Directions: Return the material unaltered, line by line.

Input:
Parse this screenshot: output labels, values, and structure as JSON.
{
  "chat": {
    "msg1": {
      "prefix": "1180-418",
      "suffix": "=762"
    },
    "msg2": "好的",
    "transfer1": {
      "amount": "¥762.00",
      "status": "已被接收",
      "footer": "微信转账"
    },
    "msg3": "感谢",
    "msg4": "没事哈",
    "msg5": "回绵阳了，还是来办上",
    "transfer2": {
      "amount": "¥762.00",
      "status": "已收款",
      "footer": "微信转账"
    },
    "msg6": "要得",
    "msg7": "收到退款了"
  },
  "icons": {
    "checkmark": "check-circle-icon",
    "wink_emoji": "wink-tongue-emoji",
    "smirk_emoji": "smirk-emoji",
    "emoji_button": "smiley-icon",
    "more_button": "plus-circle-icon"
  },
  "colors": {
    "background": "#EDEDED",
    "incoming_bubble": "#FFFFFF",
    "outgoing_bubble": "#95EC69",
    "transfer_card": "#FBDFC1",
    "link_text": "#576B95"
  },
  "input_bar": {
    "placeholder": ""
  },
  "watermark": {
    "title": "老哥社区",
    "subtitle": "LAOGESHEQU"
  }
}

Response to the exercise:
Parse this screenshot: output labels, values, and structure as JSON.
{
  "chat": {
    "msg1": {
      "prefix": "1180-418",
      "suffix": "=762"
    },
    "msg2": "好的",
    "transfer1": {
      "amount": "¥762.00",
      "status": "已被接收",
      "footer": "微信转账"
    },
    "msg3": "感谢",
    "msg4": "没事哈",
    "msg5": "回绵阳了，还是来办上",
    "transfer2": {
      "amount": "¥762.00",
      "status": "已收款",
      "footer": "微信转账"
    },
    "msg6": "要得",
    "msg7": "收到退款了"
  },
  "icons": {
    "checkmark": "check-circle-icon",
    "wink_emoji": "wink-tongue-emoji",
    "smirk_emoji": "smirk-emoji",
    "emoji_button": "smiley-icon",
    "more_button": "plus-circle-icon"
  },
  "colors": {
    "background": "#EDEDED",
    "incoming_bubble": "#FFFFFF",
    "outgoing_bubble": "#95EC69",
    "transfer_card": "#FBDFC1",
    "link_text": "#576B95"
  },
  "input_bar": {
    "placeholder": ""
  },
  "watermark": {
    "title": "老哥社区",
    "subtitle": "LAOGESHEQU"
  }
}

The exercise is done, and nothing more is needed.